Summer, Summer, Summer-time!

Will Smith’s ‘summer-time’ anthem may just be over-played this year, with a summer which started early in May with a sudden and persistent hot spell.

Sunshine really does put us all in a good mood and signifies a season of barbeques, sun-cream and trips to outdoor events with friends and family. Does it instil the same happiness in our animals? With fur coats on, its stands to reason the hot weather, particularly peak-heat 11am-3pm, may be uncomfortable, to say the least. That said, there is a lot we can do to ease the heat for our fur companions and create just as much fun as we have in Summer.

The beauty of this part of the UK, is our coastline. There is a lot of different types of beach along the Suffolk/Norfolk coast, so there is something for everyone. A particular recommendation is the ‘doggy beach’ in Wells-next-the-Sea. It has a dog friendly beach, a dog friendly café with doggy meals, treats and ice-creams, drinking bowls and a doggy shower to wash away the sand. Even with our cold North Sea, we would still recommend avoiding playing on the beach in the midday heat. There are also dog friendly hotels and restaurants along this part of the coastline too, for a nice relaxing evening with your dog.

Family barbeques are something to avoid for our pets. It may come as a surprise but barbecues are steaming with hazards, from meat skewers to corn-on-the-cobs. We are sad to report that annually, we have to perform surgery to remove them from the intestines of many dogs. Fatty leftovers are known to contribute to pancreatitis in our canine companions as well as the barbecue itself being a burn hazard.

Cats and dogs with white or hairless ear tips would benefit from high-factor sun-cream applied before going outside on sunny days.

Lawn sprinklers, children’s plastic swimming pools and walks with clean lakes/stream provide fun play areas, whilst keeping your pet cool.

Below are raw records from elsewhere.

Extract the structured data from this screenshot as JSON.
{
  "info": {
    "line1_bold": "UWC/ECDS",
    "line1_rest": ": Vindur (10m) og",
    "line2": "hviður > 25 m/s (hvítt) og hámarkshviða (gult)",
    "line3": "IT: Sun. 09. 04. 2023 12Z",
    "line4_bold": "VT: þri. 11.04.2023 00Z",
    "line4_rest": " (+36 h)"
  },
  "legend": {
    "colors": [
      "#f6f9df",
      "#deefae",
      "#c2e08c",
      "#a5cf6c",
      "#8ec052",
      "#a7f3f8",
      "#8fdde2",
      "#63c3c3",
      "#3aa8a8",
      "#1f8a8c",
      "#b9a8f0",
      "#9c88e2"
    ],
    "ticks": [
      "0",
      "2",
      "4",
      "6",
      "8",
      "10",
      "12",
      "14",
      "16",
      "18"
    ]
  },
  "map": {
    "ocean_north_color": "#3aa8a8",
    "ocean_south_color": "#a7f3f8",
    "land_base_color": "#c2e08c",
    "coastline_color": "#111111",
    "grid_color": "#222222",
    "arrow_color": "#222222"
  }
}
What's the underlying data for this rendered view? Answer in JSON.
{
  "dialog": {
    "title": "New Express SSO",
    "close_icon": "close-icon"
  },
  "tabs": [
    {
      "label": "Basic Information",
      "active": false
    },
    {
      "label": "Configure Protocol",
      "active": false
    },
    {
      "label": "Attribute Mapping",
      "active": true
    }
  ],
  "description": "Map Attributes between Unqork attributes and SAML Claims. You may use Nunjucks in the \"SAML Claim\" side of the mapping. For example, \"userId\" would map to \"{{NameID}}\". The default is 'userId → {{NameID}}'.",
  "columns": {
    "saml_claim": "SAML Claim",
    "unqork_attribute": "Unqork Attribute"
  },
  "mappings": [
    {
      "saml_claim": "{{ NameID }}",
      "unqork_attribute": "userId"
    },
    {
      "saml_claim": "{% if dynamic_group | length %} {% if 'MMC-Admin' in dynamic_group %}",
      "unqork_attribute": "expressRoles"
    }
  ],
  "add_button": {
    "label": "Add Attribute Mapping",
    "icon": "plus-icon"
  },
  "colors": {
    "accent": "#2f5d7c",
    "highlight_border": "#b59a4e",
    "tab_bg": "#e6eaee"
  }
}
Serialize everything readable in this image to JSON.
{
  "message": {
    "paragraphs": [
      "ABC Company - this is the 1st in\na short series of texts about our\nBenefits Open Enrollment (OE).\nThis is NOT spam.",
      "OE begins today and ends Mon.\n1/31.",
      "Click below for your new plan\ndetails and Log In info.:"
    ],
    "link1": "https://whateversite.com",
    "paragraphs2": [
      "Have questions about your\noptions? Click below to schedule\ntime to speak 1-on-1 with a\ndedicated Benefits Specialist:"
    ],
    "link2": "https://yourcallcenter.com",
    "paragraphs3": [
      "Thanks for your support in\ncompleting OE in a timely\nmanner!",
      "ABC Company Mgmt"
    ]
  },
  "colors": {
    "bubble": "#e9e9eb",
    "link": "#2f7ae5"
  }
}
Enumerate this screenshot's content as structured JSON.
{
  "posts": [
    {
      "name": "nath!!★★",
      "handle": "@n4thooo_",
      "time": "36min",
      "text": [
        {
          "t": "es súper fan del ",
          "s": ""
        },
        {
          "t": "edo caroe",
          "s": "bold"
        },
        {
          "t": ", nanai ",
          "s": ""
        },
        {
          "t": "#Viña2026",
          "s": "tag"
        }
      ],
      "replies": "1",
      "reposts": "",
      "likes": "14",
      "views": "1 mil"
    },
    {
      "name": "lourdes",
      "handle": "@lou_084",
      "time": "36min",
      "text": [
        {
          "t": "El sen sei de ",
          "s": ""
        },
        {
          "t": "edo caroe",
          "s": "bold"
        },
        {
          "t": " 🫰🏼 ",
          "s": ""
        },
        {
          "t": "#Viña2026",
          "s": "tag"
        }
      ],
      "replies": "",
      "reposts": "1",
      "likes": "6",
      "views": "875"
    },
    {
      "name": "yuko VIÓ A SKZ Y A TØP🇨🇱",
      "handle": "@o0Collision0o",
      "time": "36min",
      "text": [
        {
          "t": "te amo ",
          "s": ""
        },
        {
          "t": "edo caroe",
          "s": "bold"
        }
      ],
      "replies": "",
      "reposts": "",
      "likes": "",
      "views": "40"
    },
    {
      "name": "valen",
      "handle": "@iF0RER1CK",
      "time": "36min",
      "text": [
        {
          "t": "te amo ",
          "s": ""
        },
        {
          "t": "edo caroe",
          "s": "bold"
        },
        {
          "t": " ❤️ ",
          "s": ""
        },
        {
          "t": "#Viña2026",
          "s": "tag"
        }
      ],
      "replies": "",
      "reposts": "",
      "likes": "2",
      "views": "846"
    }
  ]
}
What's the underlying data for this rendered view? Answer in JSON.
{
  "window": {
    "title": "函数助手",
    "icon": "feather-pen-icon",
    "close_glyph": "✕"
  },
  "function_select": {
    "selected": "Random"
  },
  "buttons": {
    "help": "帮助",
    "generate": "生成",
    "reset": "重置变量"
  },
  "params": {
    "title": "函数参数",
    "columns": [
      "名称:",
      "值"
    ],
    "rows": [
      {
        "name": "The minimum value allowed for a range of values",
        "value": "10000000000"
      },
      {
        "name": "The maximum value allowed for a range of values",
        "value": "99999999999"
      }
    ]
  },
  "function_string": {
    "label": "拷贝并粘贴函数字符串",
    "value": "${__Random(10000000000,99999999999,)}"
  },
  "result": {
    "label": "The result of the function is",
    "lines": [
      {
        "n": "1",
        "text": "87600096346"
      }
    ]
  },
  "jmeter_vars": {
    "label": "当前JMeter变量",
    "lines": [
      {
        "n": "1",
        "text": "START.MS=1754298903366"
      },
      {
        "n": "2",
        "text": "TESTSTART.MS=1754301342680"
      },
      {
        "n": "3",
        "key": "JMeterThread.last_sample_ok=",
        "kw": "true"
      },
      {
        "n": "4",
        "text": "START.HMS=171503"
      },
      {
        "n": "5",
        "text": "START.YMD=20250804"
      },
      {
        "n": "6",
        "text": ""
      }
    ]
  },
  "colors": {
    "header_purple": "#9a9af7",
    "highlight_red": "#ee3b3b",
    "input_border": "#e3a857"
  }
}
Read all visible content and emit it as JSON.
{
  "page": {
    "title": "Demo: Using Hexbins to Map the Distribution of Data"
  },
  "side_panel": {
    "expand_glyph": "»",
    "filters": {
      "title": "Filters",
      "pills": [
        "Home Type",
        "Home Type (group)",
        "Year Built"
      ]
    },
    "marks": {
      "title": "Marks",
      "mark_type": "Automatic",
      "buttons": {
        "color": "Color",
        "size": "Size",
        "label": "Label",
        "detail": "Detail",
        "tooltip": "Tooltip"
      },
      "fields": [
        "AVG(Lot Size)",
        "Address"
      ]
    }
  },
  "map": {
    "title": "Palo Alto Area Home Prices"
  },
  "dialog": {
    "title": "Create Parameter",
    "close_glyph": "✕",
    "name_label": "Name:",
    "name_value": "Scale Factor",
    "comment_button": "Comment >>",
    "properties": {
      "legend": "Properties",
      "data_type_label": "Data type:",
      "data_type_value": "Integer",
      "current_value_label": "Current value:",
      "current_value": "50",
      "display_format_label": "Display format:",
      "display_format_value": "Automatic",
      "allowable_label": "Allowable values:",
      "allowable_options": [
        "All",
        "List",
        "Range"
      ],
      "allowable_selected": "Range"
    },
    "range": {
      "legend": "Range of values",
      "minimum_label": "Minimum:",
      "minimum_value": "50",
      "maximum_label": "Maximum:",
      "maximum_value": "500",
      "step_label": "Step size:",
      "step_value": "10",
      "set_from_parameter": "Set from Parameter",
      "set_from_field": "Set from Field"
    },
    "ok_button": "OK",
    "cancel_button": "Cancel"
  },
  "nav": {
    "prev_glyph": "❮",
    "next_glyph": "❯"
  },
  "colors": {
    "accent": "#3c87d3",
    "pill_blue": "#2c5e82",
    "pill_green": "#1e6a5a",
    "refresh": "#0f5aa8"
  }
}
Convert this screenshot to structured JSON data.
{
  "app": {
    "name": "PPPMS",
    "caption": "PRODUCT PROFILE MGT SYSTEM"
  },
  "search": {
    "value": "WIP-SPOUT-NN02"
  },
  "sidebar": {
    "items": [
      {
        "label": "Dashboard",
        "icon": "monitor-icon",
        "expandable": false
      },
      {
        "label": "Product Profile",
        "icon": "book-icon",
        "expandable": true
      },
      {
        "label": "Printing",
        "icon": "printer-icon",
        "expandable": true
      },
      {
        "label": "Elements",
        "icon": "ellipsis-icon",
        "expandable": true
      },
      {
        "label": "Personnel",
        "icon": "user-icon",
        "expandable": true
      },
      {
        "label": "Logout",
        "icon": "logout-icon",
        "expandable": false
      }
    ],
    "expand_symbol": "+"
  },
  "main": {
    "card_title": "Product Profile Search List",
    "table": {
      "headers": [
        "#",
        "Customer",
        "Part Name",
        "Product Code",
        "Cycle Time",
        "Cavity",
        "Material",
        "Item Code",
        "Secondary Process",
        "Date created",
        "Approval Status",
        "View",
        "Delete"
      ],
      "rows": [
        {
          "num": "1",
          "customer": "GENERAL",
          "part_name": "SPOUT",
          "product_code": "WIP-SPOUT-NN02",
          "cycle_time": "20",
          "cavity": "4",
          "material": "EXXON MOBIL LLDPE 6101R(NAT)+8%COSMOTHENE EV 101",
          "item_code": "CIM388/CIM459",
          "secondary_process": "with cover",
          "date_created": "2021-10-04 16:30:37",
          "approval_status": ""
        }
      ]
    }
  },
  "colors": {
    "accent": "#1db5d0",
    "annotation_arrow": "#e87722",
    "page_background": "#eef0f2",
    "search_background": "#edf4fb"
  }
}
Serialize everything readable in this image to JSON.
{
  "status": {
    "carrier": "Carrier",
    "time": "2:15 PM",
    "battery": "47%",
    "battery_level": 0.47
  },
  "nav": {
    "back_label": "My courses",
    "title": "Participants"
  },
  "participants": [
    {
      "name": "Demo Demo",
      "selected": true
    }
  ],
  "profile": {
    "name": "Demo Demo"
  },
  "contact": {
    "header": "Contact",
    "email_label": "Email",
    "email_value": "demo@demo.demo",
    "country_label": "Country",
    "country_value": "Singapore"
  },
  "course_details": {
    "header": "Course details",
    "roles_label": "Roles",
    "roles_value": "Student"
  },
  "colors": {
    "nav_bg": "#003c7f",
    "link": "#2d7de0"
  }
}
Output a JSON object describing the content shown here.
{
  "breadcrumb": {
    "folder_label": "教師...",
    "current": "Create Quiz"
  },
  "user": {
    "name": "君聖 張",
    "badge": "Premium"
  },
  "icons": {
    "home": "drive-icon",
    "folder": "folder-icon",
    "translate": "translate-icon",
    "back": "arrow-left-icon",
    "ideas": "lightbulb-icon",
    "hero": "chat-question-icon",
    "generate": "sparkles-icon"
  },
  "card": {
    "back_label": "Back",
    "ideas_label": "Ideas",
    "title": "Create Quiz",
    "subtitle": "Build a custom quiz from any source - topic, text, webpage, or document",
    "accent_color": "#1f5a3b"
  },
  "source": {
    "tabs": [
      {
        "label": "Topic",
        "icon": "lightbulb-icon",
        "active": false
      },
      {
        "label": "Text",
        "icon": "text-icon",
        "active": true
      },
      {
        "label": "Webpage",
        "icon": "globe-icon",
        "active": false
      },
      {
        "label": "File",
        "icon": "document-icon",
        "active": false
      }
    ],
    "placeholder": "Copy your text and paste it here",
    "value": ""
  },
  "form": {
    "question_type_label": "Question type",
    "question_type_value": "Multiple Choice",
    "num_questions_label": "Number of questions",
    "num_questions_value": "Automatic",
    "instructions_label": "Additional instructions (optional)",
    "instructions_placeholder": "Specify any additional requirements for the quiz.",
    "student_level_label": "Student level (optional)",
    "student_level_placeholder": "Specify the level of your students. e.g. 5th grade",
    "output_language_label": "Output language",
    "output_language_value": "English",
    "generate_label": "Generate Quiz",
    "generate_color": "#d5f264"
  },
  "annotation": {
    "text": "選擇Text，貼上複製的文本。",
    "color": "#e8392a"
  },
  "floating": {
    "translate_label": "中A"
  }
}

Pet cool mats and cool jackets are novel but often are an effective aid for travelling or sleeping on at night. Tarmac and concrete also gets too hot for the pads of our pets and already this year we have had several patients arrive to us with burns on their paws from the ground on hot, sunny days. Please be aware of this and try standing on the ground in your bare feet. If it is too hot for you to stand on comfortably, then the same applies for your pet so keep them indoors.

Looking at all the warnings we see on the television and social media, it is hard to believe this still happens as often as it does. A local supermarket recently reported approximately 3 cases per week where a dog is left in a car and members of the public sound the alarm or even break a window of the car to allow the dog relief. The inside of a car can reach oven-hot temperatures and patients will suffer heatstroke, at best, at worse, they are at risk of fatality.

Heatstroke symptoms include panting, lethargy, excessive drooling, reddened gums, producing little or no urine through dehydration, rapid heart rate, vomiting or diarrhoea, collapsing or staggering and a high body temperature. If you suspect any of these symptoms in your pet, you know where we are 24 hours, 7 days a week.

Article by Rachel Phillips BVetMed MRCVS